Ayo Bankole (b. Lagos, May 17, 1935; d. Lagos, November 6, 1976) was a composer and organist from the Yoruba ethnic group in southwest Nigeria. He was born into a musical family: his father, Theophilus Abiodun Bankole was an organist and Choirmaster at St. Luke's Anglican Church in Jos. His mother was a music instructor for several years at Queen's School, Ede, Osun State, a Federal government high school.
As a young man Ayo Bankole studied in London at the Guildhall School of Music and Drama where he met the young drama student and poet Brian Edward Hurst. Ayo set one of Hurst's poems to music and this was performed as a choral composition at the Guildhall School in 1960. The poem was titled "Children of the Sun." Hurst also took a photograph of the Nigerian composer standing outside the Guildhall School. Ayo also studied at Clare College, Cambridge, but eventually returned to Lagos, Nigeria where he was murdered by a half-brother in 1976. A kind and humanitarian man he is much missed by the Nigerian musical community.

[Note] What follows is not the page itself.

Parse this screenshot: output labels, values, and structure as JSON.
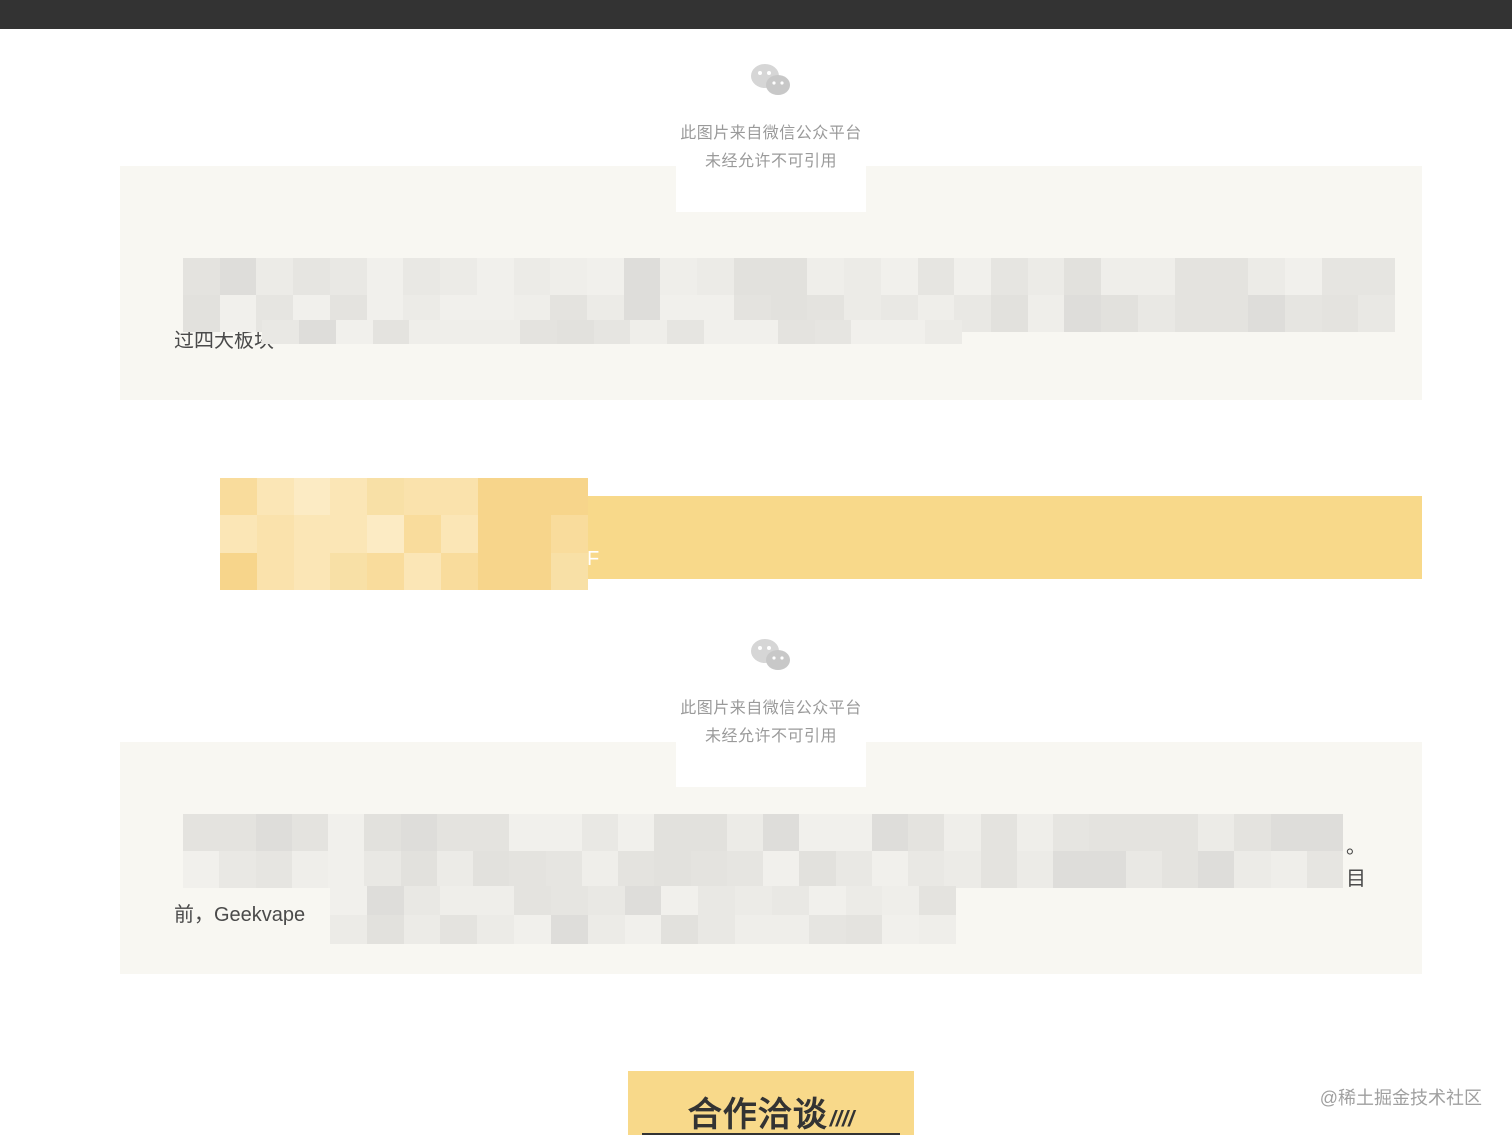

He wrote a great deal of Christian liturgical music, and his compositions show elements of both traditional Nigerian music and Western classical music.
- Schmidt, Cynthia. "Bankole, Ayo." in International Dictionary of Black Composers. Chicago: Fitzroy Dearborn. pp. 75-80. ISBN 1884964273

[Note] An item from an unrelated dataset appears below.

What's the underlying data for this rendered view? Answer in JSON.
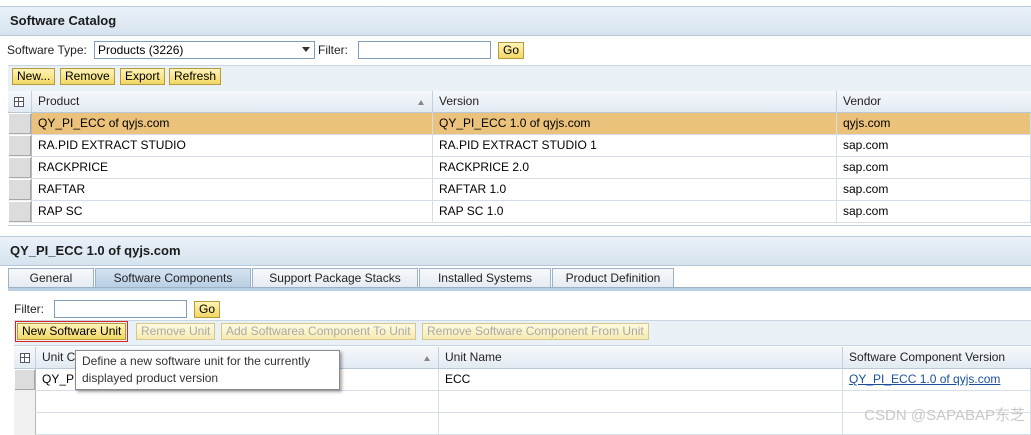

- Euba, Akin. "Ayo Bankole: A View of Modern African Art Music Through the Works of a Nigerian Composer." In Essays on music in Africa, no. 1 (1988), pp. 87–117. Bayreuth: IWALEWA-Haus.

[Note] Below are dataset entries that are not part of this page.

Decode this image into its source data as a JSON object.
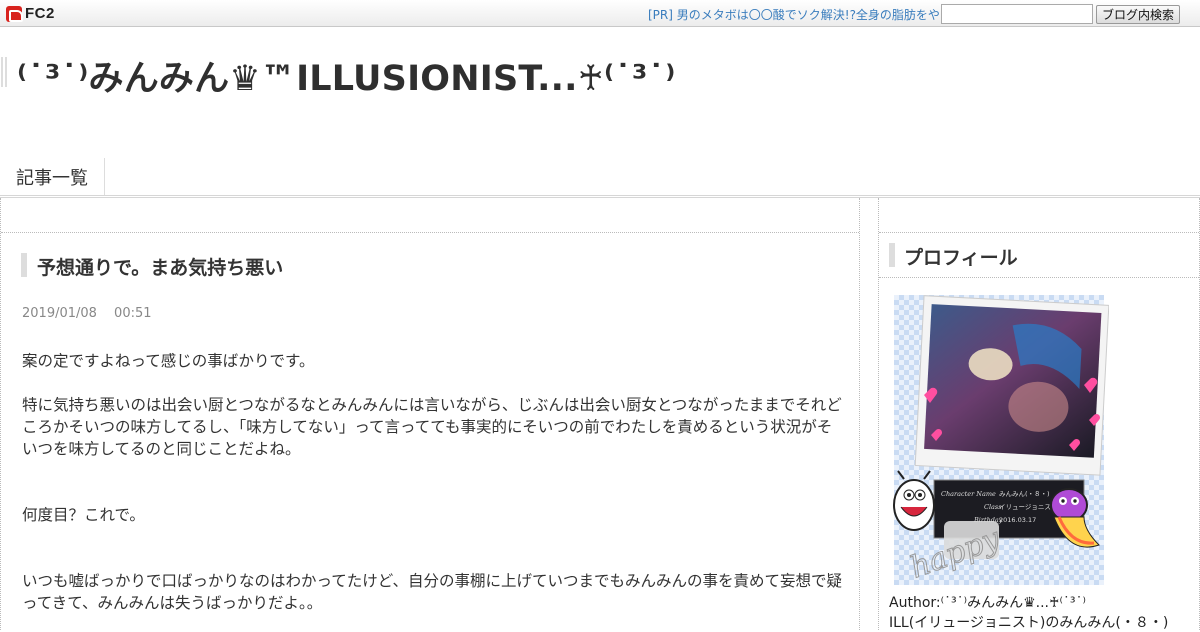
{
  "topbar": {
    "logo_text": "FC2",
    "pr_text": "[PR] 男のメタボは〇〇酸でソク解決!?全身の脂肪をや",
    "search_value": "",
    "search_button": "ブログ内検索"
  },
  "blog": {
    "title": "⁽˙³˙⁾みんみん♛™ILLUSIONIST...♰⁽˙³˙⁾"
  },
  "nav": {
    "items": [
      "記事一覧"
    ]
  },
  "entry": {
    "title": "予想通りで。まあ気持ち悪い",
    "date": "2019/01/08　 00:51",
    "paragraphs": [
      "案の定ですよねって感じの事ばかりです。",
      "特に気持ち悪いのは出会い厨とつながるなとみんみんには言いながら、じぶんは出会い厨女とつながったままでそれどころかそいつの味方してるし、「味方してない」って言ってても事実的にそいつの前でわたしを責めるという状況がそいつを味方してるのと同じことだよね。",
      "何度目？これで。",
      "いつも嘘ばっかりで口ばっかりなのはわかってたけど、自分の事棚に上げていつまでもみんみんの事を責めて妄想で疑ってきて、みんみんは失うばっかりだよ。。"
    ]
  },
  "sidebar": {
    "profile_title": "プロフィール",
    "image_caption": {
      "name_label": "Character Name",
      "name_value": "みんみん(・８・)",
      "class_label": "Class",
      "class_value": "イリュージョニスト",
      "birthday_label": "Birthday",
      "birthday_value": "2016.03.17",
      "sticker_text": "happy"
    },
    "author": "Author:⁽˙³˙⁾みんみん♛...♰⁽˙³˙⁾",
    "author_desc": "ILL(イリュージョニスト)のみんみん(・８・)"
  },
  "colors": {
    "link": "#3a7dbd",
    "logo_red": "#d8231e",
    "accent_bar": "#dddddd"
  }
}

- Horne, Aaron. Keyboard Music of Black Composers: A Bibliography.
- Omojola, Olabode F. (1994). "Contemporary Art Music in Nigeria: An Introductory Note on the Works of Ayo Bankole." Africa: Journal of the International African Institute, v. 64, no. 4 (1994), pp. 533–543.
- Sadoh, Godwin (2007). Intercultural Dimensions in Ayo Bankole's Music. iUniverse. ISBN 0-595-46436-X. ISBN 978-0-595-46436-4.